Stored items
▬▬▬▬▬▬

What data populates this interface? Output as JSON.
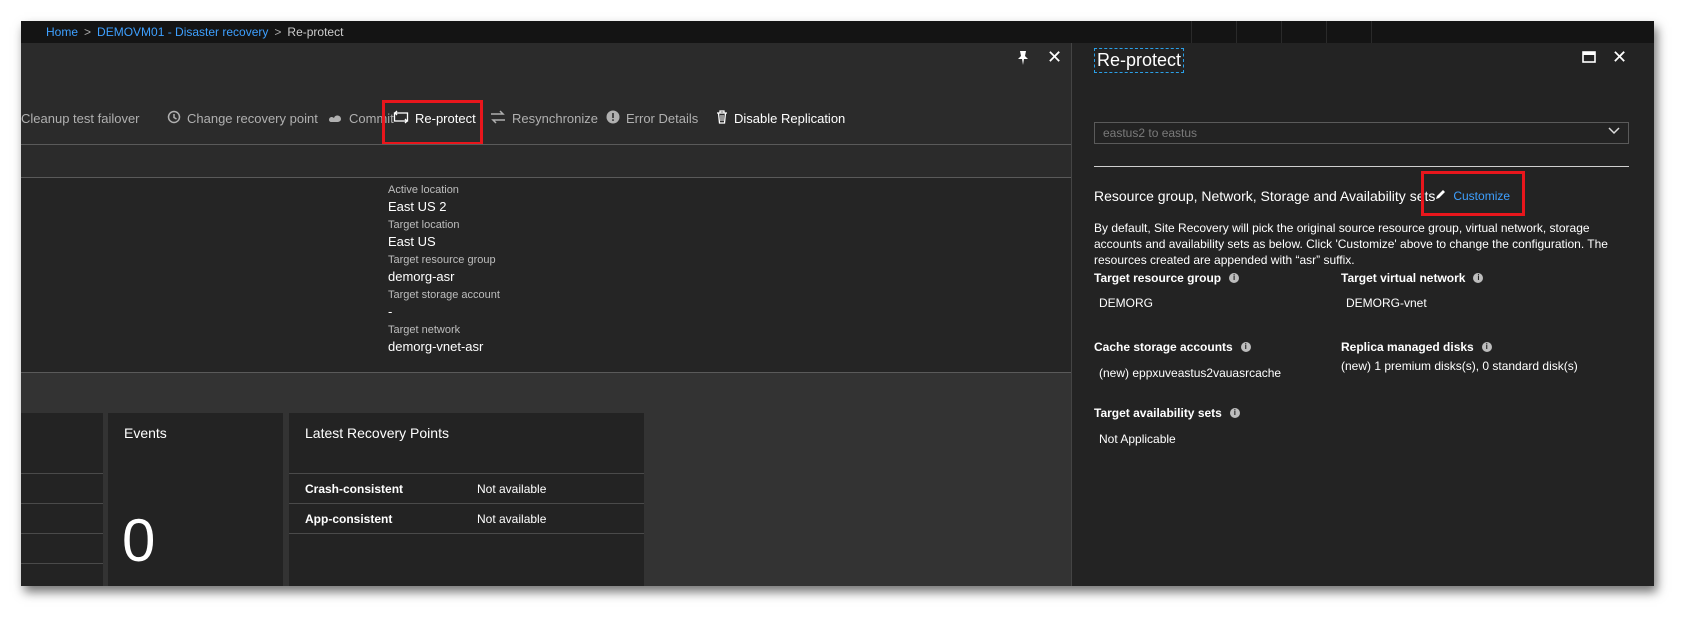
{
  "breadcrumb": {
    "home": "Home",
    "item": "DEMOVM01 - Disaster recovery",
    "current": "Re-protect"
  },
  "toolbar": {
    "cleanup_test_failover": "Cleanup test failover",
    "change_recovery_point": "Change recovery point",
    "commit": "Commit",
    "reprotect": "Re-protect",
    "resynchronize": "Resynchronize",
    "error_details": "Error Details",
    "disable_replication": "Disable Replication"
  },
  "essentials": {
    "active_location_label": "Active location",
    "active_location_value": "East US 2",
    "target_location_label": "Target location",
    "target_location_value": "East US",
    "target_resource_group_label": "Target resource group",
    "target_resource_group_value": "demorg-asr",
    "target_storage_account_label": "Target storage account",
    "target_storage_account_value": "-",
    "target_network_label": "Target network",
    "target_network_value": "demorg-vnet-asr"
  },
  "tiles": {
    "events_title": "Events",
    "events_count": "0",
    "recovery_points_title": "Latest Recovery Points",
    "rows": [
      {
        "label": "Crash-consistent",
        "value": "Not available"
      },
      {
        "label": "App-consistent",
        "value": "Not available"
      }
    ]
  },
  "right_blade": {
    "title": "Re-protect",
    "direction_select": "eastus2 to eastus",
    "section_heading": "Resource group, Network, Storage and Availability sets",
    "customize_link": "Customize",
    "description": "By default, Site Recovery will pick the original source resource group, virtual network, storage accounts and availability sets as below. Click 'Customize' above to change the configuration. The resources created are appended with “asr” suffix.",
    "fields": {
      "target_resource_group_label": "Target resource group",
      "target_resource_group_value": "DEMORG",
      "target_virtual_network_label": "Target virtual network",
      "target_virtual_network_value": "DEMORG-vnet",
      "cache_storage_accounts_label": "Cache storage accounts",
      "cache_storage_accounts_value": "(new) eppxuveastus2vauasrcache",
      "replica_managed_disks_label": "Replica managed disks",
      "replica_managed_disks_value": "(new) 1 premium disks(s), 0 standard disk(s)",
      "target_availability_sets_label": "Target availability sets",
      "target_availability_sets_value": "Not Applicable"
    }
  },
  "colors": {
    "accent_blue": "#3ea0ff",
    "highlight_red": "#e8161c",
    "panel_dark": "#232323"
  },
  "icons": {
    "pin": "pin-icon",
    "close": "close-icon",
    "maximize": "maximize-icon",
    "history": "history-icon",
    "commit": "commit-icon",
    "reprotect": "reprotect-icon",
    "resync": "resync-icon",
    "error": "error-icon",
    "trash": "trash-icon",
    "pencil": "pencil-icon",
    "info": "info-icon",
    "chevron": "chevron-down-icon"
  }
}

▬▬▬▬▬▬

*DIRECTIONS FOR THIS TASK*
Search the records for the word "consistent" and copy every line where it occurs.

*COMPLETED TASK*
        "label": "Crash-consistent",
        "label": "App-consistent",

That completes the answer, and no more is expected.